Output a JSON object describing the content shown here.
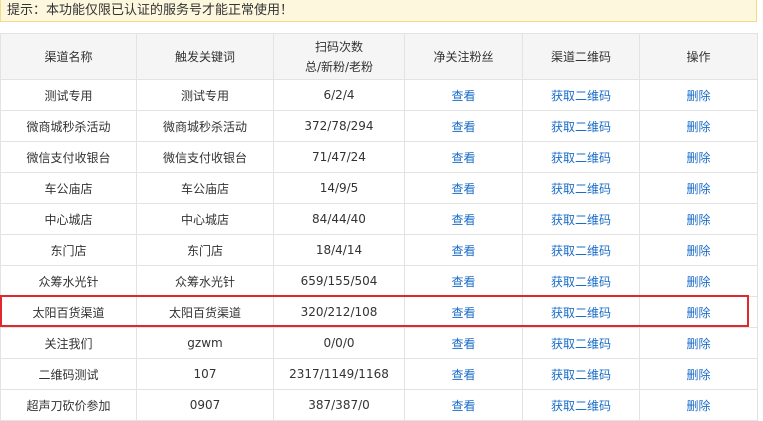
{
  "notice": {
    "text": "提示：本功能仅限已认证的服务号才能正常使用！"
  },
  "table": {
    "headers": {
      "name": "渠道名称",
      "keyword": "触发关键词",
      "scans_line1": "扫码次数",
      "scans_line2": "总/新粉/老粉",
      "net_fans": "净关注粉丝",
      "qrcode": "渠道二维码",
      "action": "操作"
    },
    "view_label": "查看",
    "qrcode_label": "获取二维码",
    "delete_label": "删除",
    "rows": [
      {
        "name": "测试专用",
        "keyword": "测试专用",
        "scans": "6/2/4"
      },
      {
        "name": "微商城秒杀活动",
        "keyword": "微商城秒杀活动",
        "scans": "372/78/294"
      },
      {
        "name": "微信支付收银台",
        "keyword": "微信支付收银台",
        "scans": "71/47/24"
      },
      {
        "name": "车公庙店",
        "keyword": "车公庙店",
        "scans": "14/9/5"
      },
      {
        "name": "中心城店",
        "keyword": "中心城店",
        "scans": "84/44/40"
      },
      {
        "name": "东门店",
        "keyword": "东门店",
        "scans": "18/4/14"
      },
      {
        "name": "众筹水光针",
        "keyword": "众筹水光针",
        "scans": "659/155/504"
      },
      {
        "name": "太阳百货渠道",
        "keyword": "太阳百货渠道",
        "scans": "320/212/108"
      },
      {
        "name": "关注我们",
        "keyword": "gzwm",
        "scans": "0/0/0"
      },
      {
        "name": "二维码测试",
        "keyword": "107",
        "scans": "2317/1149/1168"
      },
      {
        "name": "超声刀砍价参加",
        "keyword": "0907",
        "scans": "387/387/0"
      }
    ]
  },
  "colors": {
    "link": "#1a6cc8",
    "highlight_border": "#e0282f",
    "notice_background": "#fdf7de"
  }
}
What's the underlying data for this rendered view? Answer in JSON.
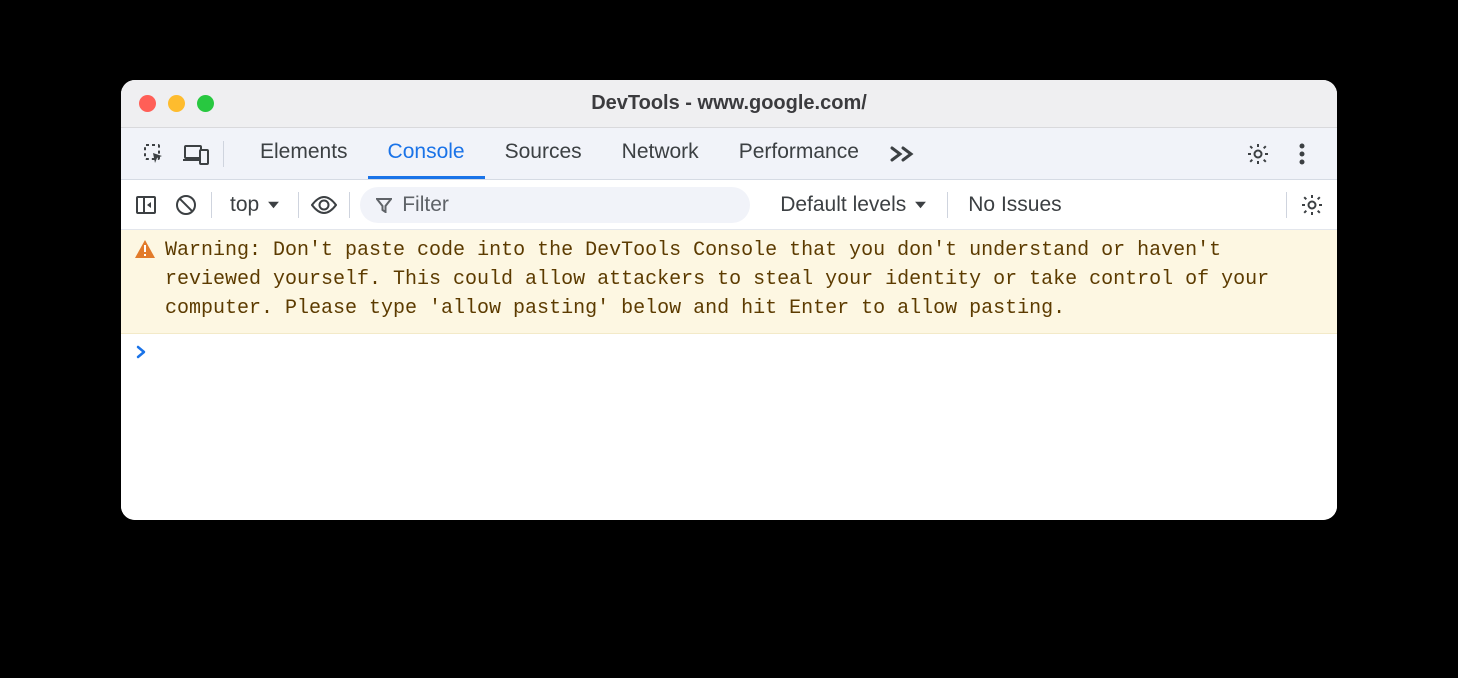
{
  "window": {
    "title": "DevTools - www.google.com/"
  },
  "tabs": {
    "items": [
      "Elements",
      "Console",
      "Sources",
      "Network",
      "Performance"
    ],
    "active_index": 1
  },
  "subbar": {
    "context": "top",
    "filter_placeholder": "Filter",
    "levels": "Default levels",
    "issues": "No Issues"
  },
  "console": {
    "warning_label": "Warning:",
    "warning_body": "Don't paste code into the DevTools Console that you don't understand or haven't reviewed yourself. This could allow attackers to steal your identity or take control of your computer. Please type 'allow pasting' below and hit Enter to allow pasting."
  }
}
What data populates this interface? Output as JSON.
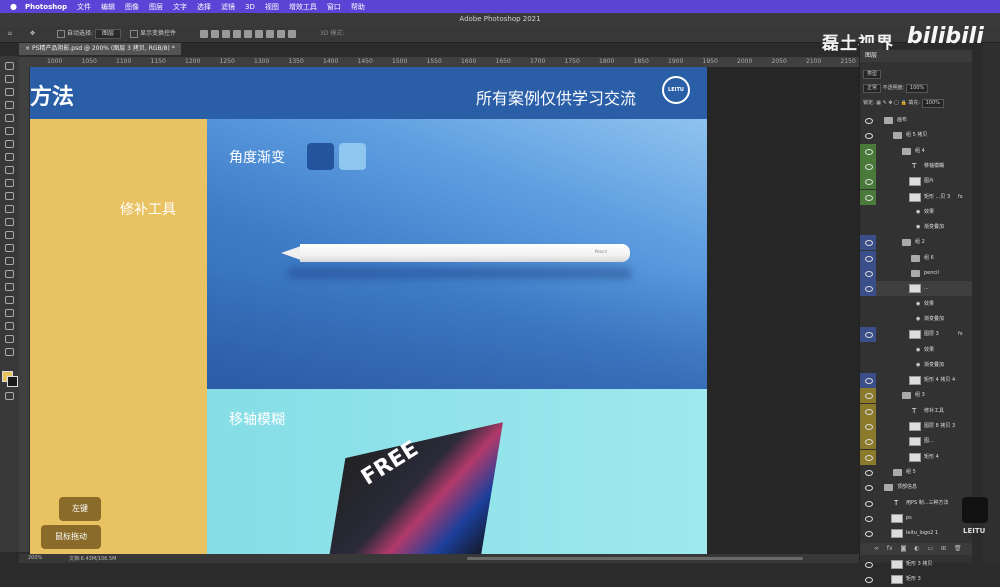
{
  "menubar": {
    "app": "Photoshop",
    "items": [
      "文件",
      "编辑",
      "图像",
      "图层",
      "文字",
      "选择",
      "滤镜",
      "3D",
      "视图",
      "增效工具",
      "窗口",
      "帮助"
    ]
  },
  "window": {
    "title": "Adobe Photoshop 2021"
  },
  "options_bar": {
    "auto_select_label": "自动选择:",
    "auto_select_value": "图层",
    "transform_label": "显示变换控件",
    "mode_3d": "3D 模式:"
  },
  "watermark": {
    "text": "磊土视界",
    "logo": "bilibili"
  },
  "document_tab": {
    "label": "PS精产品阴影.psd @ 200% (图层 3 拷贝, RGB/8) *"
  },
  "ruler": {
    "h_labels": [
      "1000",
      "1050",
      "1100",
      "1150",
      "1200",
      "1250",
      "1300",
      "1350",
      "1400",
      "1450",
      "1500",
      "1550",
      "1600",
      "1650",
      "1700",
      "1750",
      "1800",
      "1850",
      "1900",
      "1950",
      "2000",
      "2050",
      "2100",
      "2150"
    ]
  },
  "canvas": {
    "header_left": "方法",
    "header_right": "所有案例仅供学习交流",
    "logo": "LEITU",
    "section1_label": "修补工具",
    "section2_label": "角度渐变",
    "section3_label": "移轴模糊",
    "button_left": "左键",
    "button_drag": "鼠标拖动",
    "pencil_brand": " Pencil",
    "card_text": "FREE",
    "colors": {
      "blue": "#2a5fa8",
      "yellow": "#e9c261",
      "teal": "#8fe3ea",
      "swatch_dark": "#24549c",
      "swatch_light": "#8fc6f0"
    }
  },
  "status": {
    "zoom": "200%",
    "doc": "文档:6.43M/106.5M"
  },
  "layers_panel": {
    "title": "图层",
    "filter_type": "类型",
    "blend_mode": "正常",
    "opacity_label": "不透明度:",
    "opacity_value": "100%",
    "lock_label": "锁定:",
    "fill_label": "填充:",
    "fill_value": "100%",
    "layers": [
      {
        "name": "画布",
        "kind": "folder",
        "indent": 0,
        "color": ""
      },
      {
        "name": "组 5 拷贝",
        "kind": "folder",
        "indent": 1,
        "color": ""
      },
      {
        "name": "组 4",
        "kind": "folder",
        "indent": 2,
        "color": "#4a7a3a"
      },
      {
        "name": "移轴模糊",
        "kind": "text",
        "indent": 3,
        "color": "#4a7a3a"
      },
      {
        "name": "图片",
        "kind": "pixel",
        "indent": 3,
        "color": "#4a7a3a"
      },
      {
        "name": "矩形 ...贝 3",
        "kind": "pixel",
        "indent": 3,
        "color": "#4a7a3a",
        "fx": "fx"
      },
      {
        "name": "效果",
        "kind": "fx",
        "indent": 4,
        "color": "#4a7a3a"
      },
      {
        "name": "渐变叠加",
        "kind": "fx",
        "indent": 4,
        "color": "#4a7a3a"
      },
      {
        "name": "组 2",
        "kind": "folder",
        "indent": 2,
        "color": "#3a4f8a"
      },
      {
        "name": "组 6",
        "kind": "folder",
        "indent": 3,
        "color": "#3a4f8a"
      },
      {
        "name": "pencil",
        "kind": "folder",
        "indent": 3,
        "color": "#3a4f8a"
      },
      {
        "name": "...",
        "kind": "pixel",
        "indent": 3,
        "color": "#3a4f8a",
        "sel": true
      },
      {
        "name": "效果",
        "kind": "fx",
        "indent": 4,
        "color": "#3a4f8a"
      },
      {
        "name": "渐变叠加",
        "kind": "fx",
        "indent": 4,
        "color": "#3a4f8a"
      },
      {
        "name": "图层 3",
        "kind": "pixel",
        "indent": 3,
        "color": "#3a4f8a",
        "fx": "fx"
      },
      {
        "name": "效果",
        "kind": "fx",
        "indent": 4,
        "color": "#3a4f8a"
      },
      {
        "name": "渐变叠加",
        "kind": "fx",
        "indent": 4,
        "color": "#3a4f8a"
      },
      {
        "name": "矩形 4 拷贝 4",
        "kind": "pixel",
        "indent": 3,
        "color": "#3a4f8a"
      },
      {
        "name": "组 3",
        "kind": "folder",
        "indent": 2,
        "color": "#8a7a2a"
      },
      {
        "name": "修补工具",
        "kind": "text",
        "indent": 3,
        "color": "#8a7a2a"
      },
      {
        "name": "图层 8 拷贝 3",
        "kind": "pixel",
        "indent": 3,
        "color": "#8a7a2a"
      },
      {
        "name": "图...",
        "kind": "pixel",
        "indent": 3,
        "color": "#8a7a2a"
      },
      {
        "name": "矩形 4",
        "kind": "pixel",
        "indent": 3,
        "color": "#8a7a2a"
      },
      {
        "name": "组 5",
        "kind": "folder",
        "indent": 1,
        "color": ""
      },
      {
        "name": "顶部信息",
        "kind": "folder",
        "indent": 0,
        "color": ""
      },
      {
        "name": "用PS 制...三种方法",
        "kind": "text",
        "indent": 1,
        "color": ""
      },
      {
        "name": "ps",
        "kind": "pixel",
        "indent": 1,
        "color": ""
      },
      {
        "name": "leitu_logo2 1",
        "kind": "pixel",
        "indent": 1,
        "color": ""
      },
      {
        "name": "所有案例仅供学习交流",
        "kind": "text",
        "indent": 1,
        "color": ""
      },
      {
        "name": "矩形 3 拷贝",
        "kind": "pixel",
        "indent": 1,
        "color": ""
      },
      {
        "name": "矩形 3",
        "kind": "pixel",
        "indent": 1,
        "color": ""
      }
    ]
  },
  "brand_corner": {
    "text": "LEITU"
  }
}
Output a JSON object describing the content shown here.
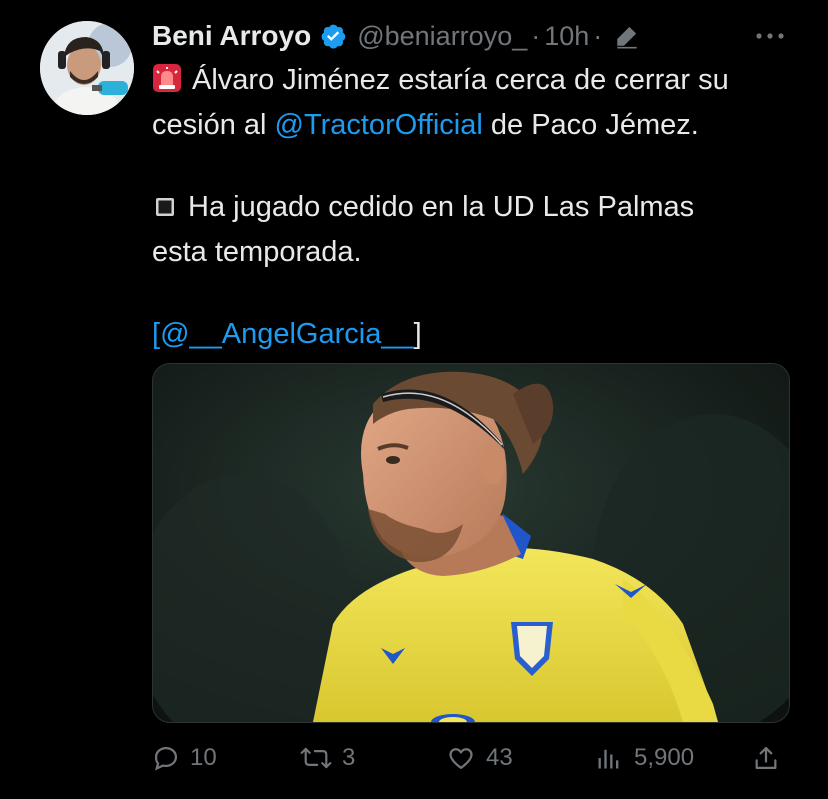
{
  "author": {
    "name": "Beni Arroyo",
    "handle": "@beniarroyo_",
    "time": "10h"
  },
  "tweet": {
    "line1_text": "Álvaro Jiménez estaría cerca de cerrar su",
    "line2_prefix": "cesión al ",
    "line2_mention": "@TractorOfficial",
    "line2_suffix": " de Paco Jémez.",
    "line3_text": "Ha jugado cedido en la UD Las Palmas",
    "line4_text": "esta temporada.",
    "credit_open": "[",
    "credit_mention": "@__AngelGarcia__",
    "credit_close": "]"
  },
  "actions": {
    "replies": "10",
    "retweets": "3",
    "likes": "43",
    "views": "5,900"
  },
  "icons": {
    "line1_emoji": "rotating-light-icon",
    "line3_emoji": "black-square-icon"
  },
  "colors": {
    "background": "#000000",
    "text": "#e7e9ea",
    "secondary": "#71767b",
    "link": "#1d9bf0",
    "verified": "#1d9bf0",
    "jersey": "#f0e04a"
  }
}
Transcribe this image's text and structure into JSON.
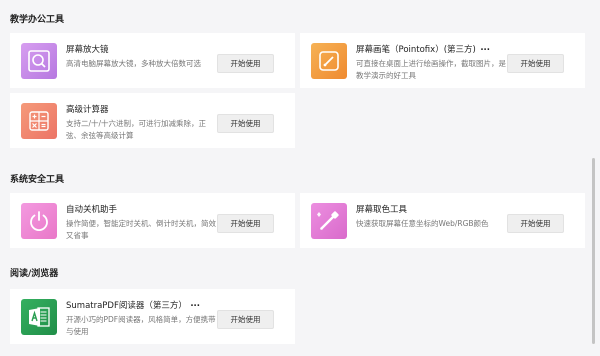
{
  "sections": {
    "teaching": "教学办公工具",
    "security": "系统安全工具",
    "reading": "阅读/浏览器"
  },
  "button_label": "开始使用",
  "tools": {
    "magnifier": {
      "name": "屏幕放大镜",
      "desc": "高清电脑屏幕放大镜，多种放大倍数可选",
      "icon": "magnifier-icon",
      "color": "#c88ee8"
    },
    "pen": {
      "name": "屏幕画笔（Pointofix）(第三方)",
      "more": "...",
      "desc": "可直接在桌面上进行绘画操作，截取图片，是教学演示的好工具",
      "icon": "pen-icon",
      "color": "#f2a040"
    },
    "calculator": {
      "name": "高级计算器",
      "desc": "支持二/十/十六进制，可进行加减乘除，正弦、余弦等高级计算",
      "icon": "calculator-icon",
      "color": "#f08870"
    },
    "shutdown": {
      "name": "自动关机助手",
      "desc": "操作简便，智能定时关机、倒计时关机，简效又省事",
      "icon": "power-icon",
      "color": "#ee88d2"
    },
    "colorpicker": {
      "name": "屏幕取色工具",
      "desc": "快速获取屏幕任意坐标的Web/RGB颜色",
      "icon": "eyedropper-icon",
      "color": "#e57ad2"
    },
    "sumatra": {
      "name": "SumatraPDF阅读器（第三方）",
      "more": "...",
      "desc": "开源小巧的PDF阅读器，风格简单，方便携带与使用",
      "icon": "pdf-icon",
      "color": "#2aa455"
    }
  }
}
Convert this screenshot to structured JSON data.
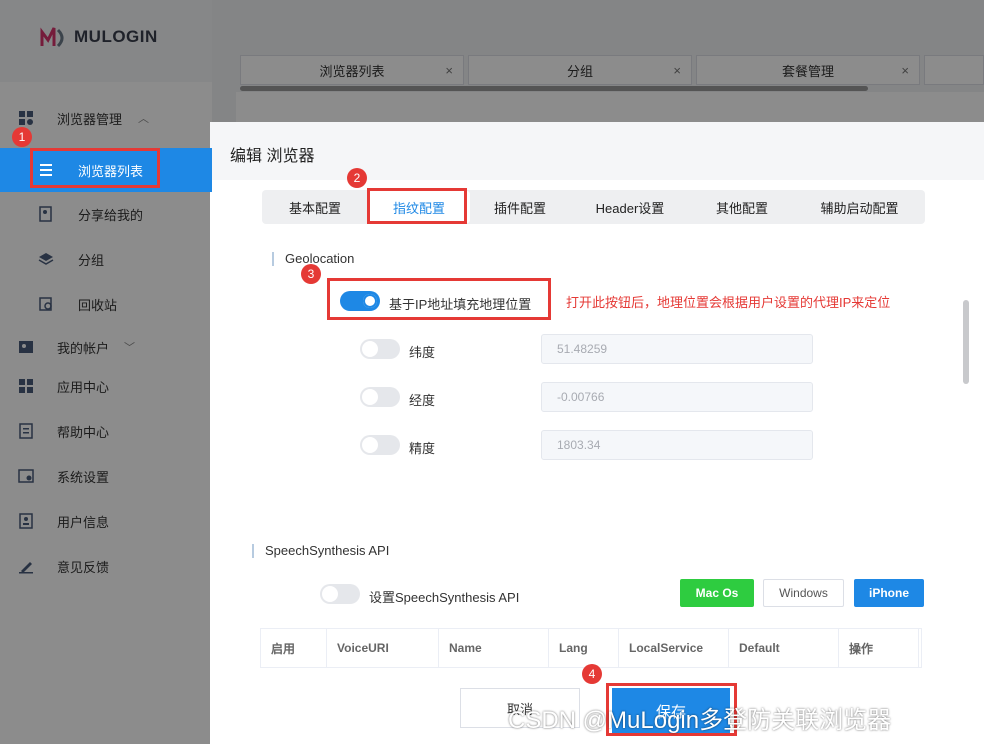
{
  "app": {
    "logo_text": "MULOGIN",
    "sidebar": {
      "browser_mgmt": "浏览器管理",
      "browser_list": "浏览器列表",
      "share_to_me": "分享给我的",
      "group": "分组",
      "recycle": "回收站",
      "my_account": "我的帐户",
      "app_center": "应用中心",
      "help_center": "帮助中心",
      "system_settings": "系统设置",
      "user_info": "用户信息",
      "feedback": "意见反馈"
    },
    "tabs": [
      "浏览器列表",
      "分组",
      "套餐管理"
    ],
    "tab_close": "×"
  },
  "dialog": {
    "title": "编辑 浏览器",
    "tabs": [
      "基本配置",
      "指纹配置",
      "插件配置",
      "Header设置",
      "其他配置",
      "辅助启动配置"
    ],
    "geolocation": {
      "section": "Geolocation",
      "fill_by_ip_label": "基于IP地址填充地理位置",
      "latitude_label": "纬度",
      "latitude_value": "51.48259",
      "longitude_label": "经度",
      "longitude_value": "-0.00766",
      "accuracy_label": "精度",
      "accuracy_value": "1803.34"
    },
    "note": "打开此按钮后，地理位置会根据用户设置的代理IP来定位",
    "speech": {
      "section": "SpeechSynthesis API",
      "toggle_label": "设置SpeechSynthesis API",
      "btn_mac": "Mac Os",
      "btn_windows": "Windows",
      "btn_iphone": "iPhone",
      "columns": [
        "启用",
        "VoiceURI",
        "Name",
        "Lang",
        "LocalService",
        "Default",
        "操作"
      ]
    },
    "cancel": "取消",
    "save": "保存"
  },
  "badges": [
    "1",
    "2",
    "3",
    "4"
  ],
  "watermark": "CSDN @MuLogin多登防关联浏览器"
}
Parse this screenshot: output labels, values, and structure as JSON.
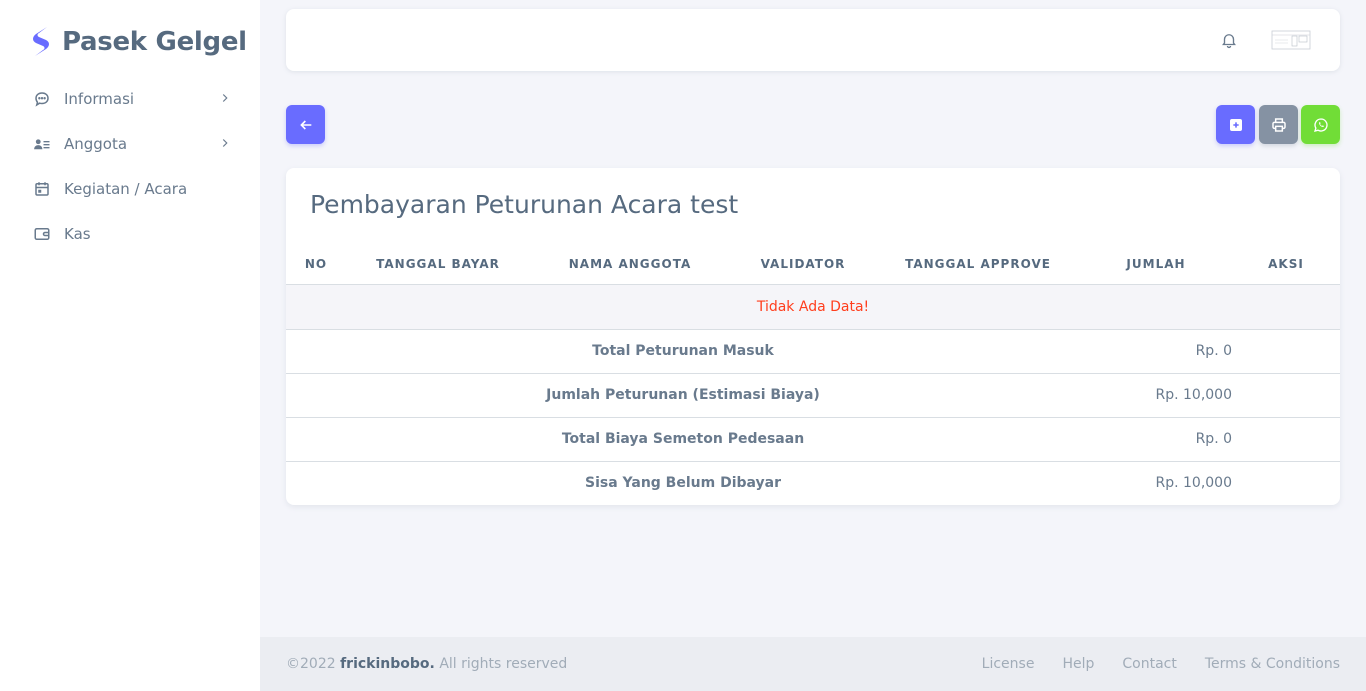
{
  "brand": {
    "name": "Pasek Gelgel",
    "accent": "#696cff"
  },
  "sidebar": {
    "items": [
      {
        "label": "Informasi",
        "icon": "chat-bubble-icon",
        "has_submenu": true
      },
      {
        "label": "Anggota",
        "icon": "user-list-icon",
        "has_submenu": true
      },
      {
        "label": "Kegiatan / Acara",
        "icon": "calendar-icon",
        "has_submenu": false
      },
      {
        "label": "Kas",
        "icon": "wallet-icon",
        "has_submenu": false
      }
    ]
  },
  "navbar": {
    "notification_icon": "bell-icon",
    "avatar_icon": "avatar-image"
  },
  "actions": {
    "back_icon": "arrow-left-icon",
    "add_icon": "plus-square-icon",
    "print_icon": "printer-icon",
    "whatsapp_icon": "whatsapp-icon"
  },
  "card": {
    "title": "Pembayaran Peturunan Acara test",
    "table": {
      "columns": [
        "NO",
        "TANGGAL BAYAR",
        "NAMA ANGGOTA",
        "VALIDATOR",
        "TANGGAL APPROVE",
        "JUMLAH",
        "AKSI"
      ],
      "empty_message": "Tidak Ada Data!"
    },
    "summary": [
      {
        "label": "Total Peturunan Masuk",
        "value": "Rp. 0"
      },
      {
        "label": "Jumlah Peturunan (Estimasi Biaya)",
        "value": "Rp. 10,000"
      },
      {
        "label": "Total Biaya Semeton Pedesaan",
        "value": "Rp. 0"
      },
      {
        "label": "Sisa Yang Belum Dibayar",
        "value": "Rp. 10,000"
      }
    ]
  },
  "footer": {
    "copyright_prefix": "©2022",
    "author": "frickinbobo.",
    "rights": "All rights reserved",
    "links": [
      "License",
      "Help",
      "Contact",
      "Terms & Conditions"
    ]
  }
}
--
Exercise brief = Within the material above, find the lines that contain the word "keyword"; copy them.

Final answer =
      "keyword": "触发关键词",
        "keyword": "测试专用",
        "keyword": "微商城秒杀活动",
        "keyword": "微信支付收银台",
        "keyword": "车公庙店",
        "keyword": "中心城店",
        "keyword": "东门店",
        "keyword": "众筹水光针",
        "keyword": "太阳百货渠道",
        "keyword": "gzwm",
        "keyword": "107",
        "keyword": "0907",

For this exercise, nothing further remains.